No placebo controlled trials provide evidence of antipsychotics in first-episode psychosis
A systematic review of the literature and meta-analysis published in European Neuropsychopharmacology examines the efficacy of antipsychotics for individuals experiencing a first episode of schizophrenia (FEP). Despite their efforts to collect rigorous randomized controlled trials (RCTs) on antipsychotics, this study did not identify a single placebo-controlled trial in individuals with FEP. The investigators relied on studies that reported response rates for patients randomized to different antipsychotic drugs.
“As studies in chronic patients revealed substantial placebo effects in recent trials, it would be useful to know how much such effects accounted for the high response rates in our trials,” the authors write.
Researchers conducted this meta-analysis in the hopes of determining how well patients identified as FEP respond to antipsychotics and what factors led to a response.
In schizophrenia research, response to treatment is defined as meeting a minimum percent reduction on Positive and Negative Syndrome Scale (PANSS) and Brief Psychiatric Rating Scale (BPRS) scores. Both of the measures capture symptoms of psychosis experienced by the presenting individual. While varying cutoffs for minimum response have been used, authors of this meta-analysis characterized a 50% drop as “high response” and their primary cut-off of interest.
Researchers looked at data from randomized controlled trials that compared antipsychotic drugs with each other or with placebo among patients with FEP. Only 17 studies met inclusion criteria and provide usable data.
The seventeen studies included represented 3156 participants. None of the 17 were placebo-controlled, and only 12 were blinded. Drop-out rates were high (39%). Only five studies explicitly provided the response rates—of either a 50% or 20% drop in symptom scores—the authors were seeking to assess.

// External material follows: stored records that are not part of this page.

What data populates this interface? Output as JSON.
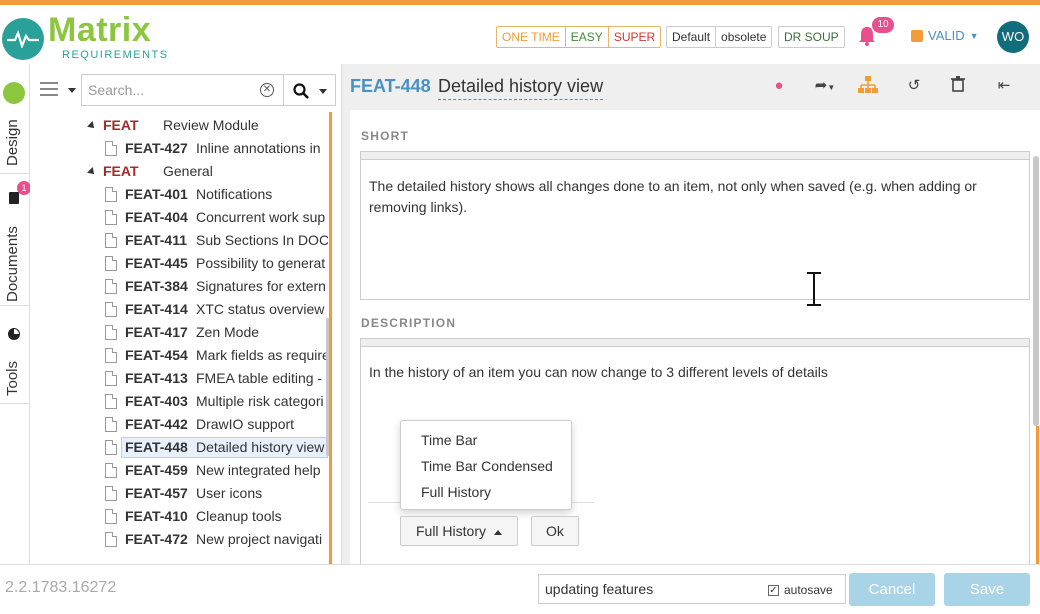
{
  "header": {
    "logo_word": "Matrix",
    "logo_sub": "REQUIREMENTS",
    "badge_groups": [
      [
        {
          "label": "ONE TIME",
          "color": "#f29b38"
        },
        {
          "label": "EASY",
          "color": "#3a8b3a"
        },
        {
          "label": "SUPER",
          "color": "#d9342b"
        }
      ],
      [
        {
          "label": "Default",
          "color": "#333333"
        },
        {
          "label": "obsolete",
          "color": "#333333"
        }
      ],
      [
        {
          "label": "DR SOUP",
          "color": "#3a6b3a"
        }
      ]
    ],
    "notification_count": "10",
    "status_label": "VALID",
    "user_initials": "WO"
  },
  "vtabs": {
    "design": "Design",
    "documents": "Documents",
    "documents_badge": "1",
    "tools": "Tools"
  },
  "tree": {
    "search_placeholder": "Search...",
    "rows": [
      {
        "type": "folder",
        "id": "FEAT",
        "title": "Review Module"
      },
      {
        "type": "item",
        "id": "FEAT-427",
        "title": "Inline annotations in"
      },
      {
        "type": "folder",
        "id": "FEAT",
        "title": "General"
      },
      {
        "type": "item",
        "id": "FEAT-401",
        "title": "Notifications"
      },
      {
        "type": "item",
        "id": "FEAT-404",
        "title": "Concurrent work sup"
      },
      {
        "type": "item",
        "id": "FEAT-411",
        "title": "Sub Sections In DOC"
      },
      {
        "type": "item",
        "id": "FEAT-445",
        "title": "Possibility to generat"
      },
      {
        "type": "item",
        "id": "FEAT-384",
        "title": "Signatures for extern"
      },
      {
        "type": "item",
        "id": "FEAT-414",
        "title": "XTC status overview"
      },
      {
        "type": "item",
        "id": "FEAT-417",
        "title": "Zen Mode"
      },
      {
        "type": "item",
        "id": "FEAT-454",
        "title": "Mark fields as require"
      },
      {
        "type": "item",
        "id": "FEAT-413",
        "title": "FMEA table editing -"
      },
      {
        "type": "item",
        "id": "FEAT-403",
        "title": "Multiple risk categori"
      },
      {
        "type": "item",
        "id": "FEAT-442",
        "title": "DrawIO support"
      },
      {
        "type": "item",
        "id": "FEAT-448",
        "title": "Detailed history view",
        "selected": true
      },
      {
        "type": "item",
        "id": "FEAT-459",
        "title": "New integrated help"
      },
      {
        "type": "item",
        "id": "FEAT-457",
        "title": "User icons"
      },
      {
        "type": "item",
        "id": "FEAT-410",
        "title": "Cleanup tools"
      },
      {
        "type": "item",
        "id": "FEAT-472",
        "title": "New project navigati"
      }
    ]
  },
  "item": {
    "id": "FEAT-448",
    "title": "Detailed history view",
    "short_label": "SHORT",
    "short_text": "The detailed history shows all changes done to an item, not only when saved (e.g. when adding or removing links).",
    "description_label": "DESCRIPTION",
    "description_text": "In the history of an item you can now change to 3 different levels of details",
    "dropdown_options": [
      "Time Bar",
      "Time Bar Condensed",
      "Full History"
    ],
    "selected_option": "Full History",
    "ok_label": "Ok"
  },
  "footer": {
    "version": "2.2.1783.16272",
    "comment_value": "updating features",
    "autosave_label": "autosave",
    "cancel_label": "Cancel",
    "save_label": "Save"
  }
}
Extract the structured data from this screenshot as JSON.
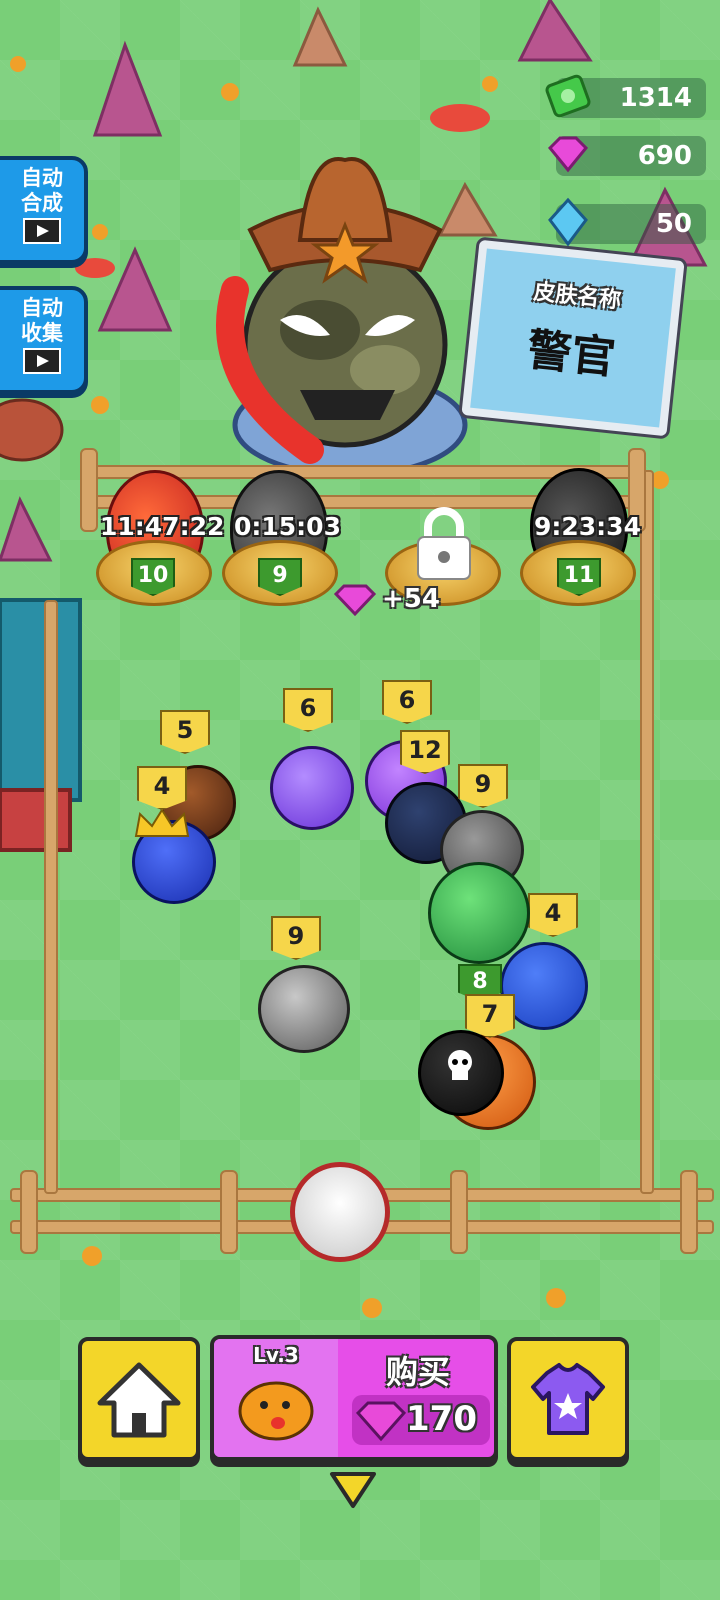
{
  "currency": {
    "cash": "1314",
    "gems": "690",
    "crystals": "50"
  },
  "side_buttons": {
    "auto_merge": "自动\n合成",
    "auto_collect": "自动\n收集"
  },
  "skin_sign": {
    "title": "皮肤名称",
    "name": "警官"
  },
  "nests": [
    {
      "timer": "11:47:22",
      "level": "10"
    },
    {
      "timer": "0:15:03",
      "level": "9"
    },
    {
      "timer": "",
      "level": ""
    },
    {
      "timer": "9:23:34",
      "level": "11"
    }
  ],
  "unlock_reward": "+54",
  "creatures": [
    {
      "level": "5"
    },
    {
      "level": "4"
    },
    {
      "level": "6"
    },
    {
      "level": "6"
    },
    {
      "level": "12"
    },
    {
      "level": "9"
    },
    {
      "level": "9"
    },
    {
      "level": "4"
    },
    {
      "level": "8"
    },
    {
      "level": "7"
    }
  ],
  "bottom_bar": {
    "buy_level": "Lv.3",
    "buy_label": "购买",
    "buy_price": "170"
  },
  "colors": {
    "grass": "#79cf78",
    "buy_button": "#e64ee8",
    "side_button": "#1e9ae8",
    "yellow_button": "#f3d629"
  },
  "icons": [
    "cash-icon",
    "gem-icon",
    "crystal-icon",
    "film-icon",
    "lock-icon",
    "home-icon",
    "shirt-icon",
    "down-arrow-icon"
  ]
}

In the five studies that remained, 52% saw a drop of at least 50% in their symptom scores, which was considered “much improved.” Another 19% experienced a 20% drop in symptoms. The authors compare these results to the much lower response rate in individuals diagnosed with chronic schizophrenia (23% reported to have a 50% reduction in symptoms and 53% saw a 20% drop).
Further analyses demonstrated:
- The difference in response rates between blinded studies and open-label studies was not significant
- There was a significantly higher response rate in studies in drug naive patients compared to studies where participants had previous exposure to antipsychotics
- Female patients may have a higher clinical response rates than males
- Severe patients at baseline have a higher response rate than mild patients
- Patients with shorter illness duration had a higher response rate than those with longer illness duration
- Older patients had a higher response rate than younger patients
- Response rates were not found to be associated with study duration
- Response rates were not found to be associated with antipsychotic dosage
In this effort to assess response rates to antipsychotics in first-episode patients, investigators failed to identify any useful placebo-controlled trials in the research literature. This highlights a gap in the evidence base for the short-term use of these drugs in the first episode population. Future research should compare antipsychotic use to a placebo group in order to develop a comprehensive understanding of the efficacy of antipsychotic use amongst first episode patients.
The high drop-out rate in the 17 randomized studies that were analyzed leaves an uncertain picture of the response rate among first-episode patients. Of those who did not drop-out, slightly more than half experienced at least a 50% drop in symptoms and thus were seen as “much improved.”
Zhu, Y., Li, C., Huhn, M., Rothe, P., Krause, M., Bighelli, I., … & Leucht, S. (2017). How well do patients with a first episode of schizophrenia respond to antipsychotics: A systematic review and meta-analysis. European Neuropsychopharmacology.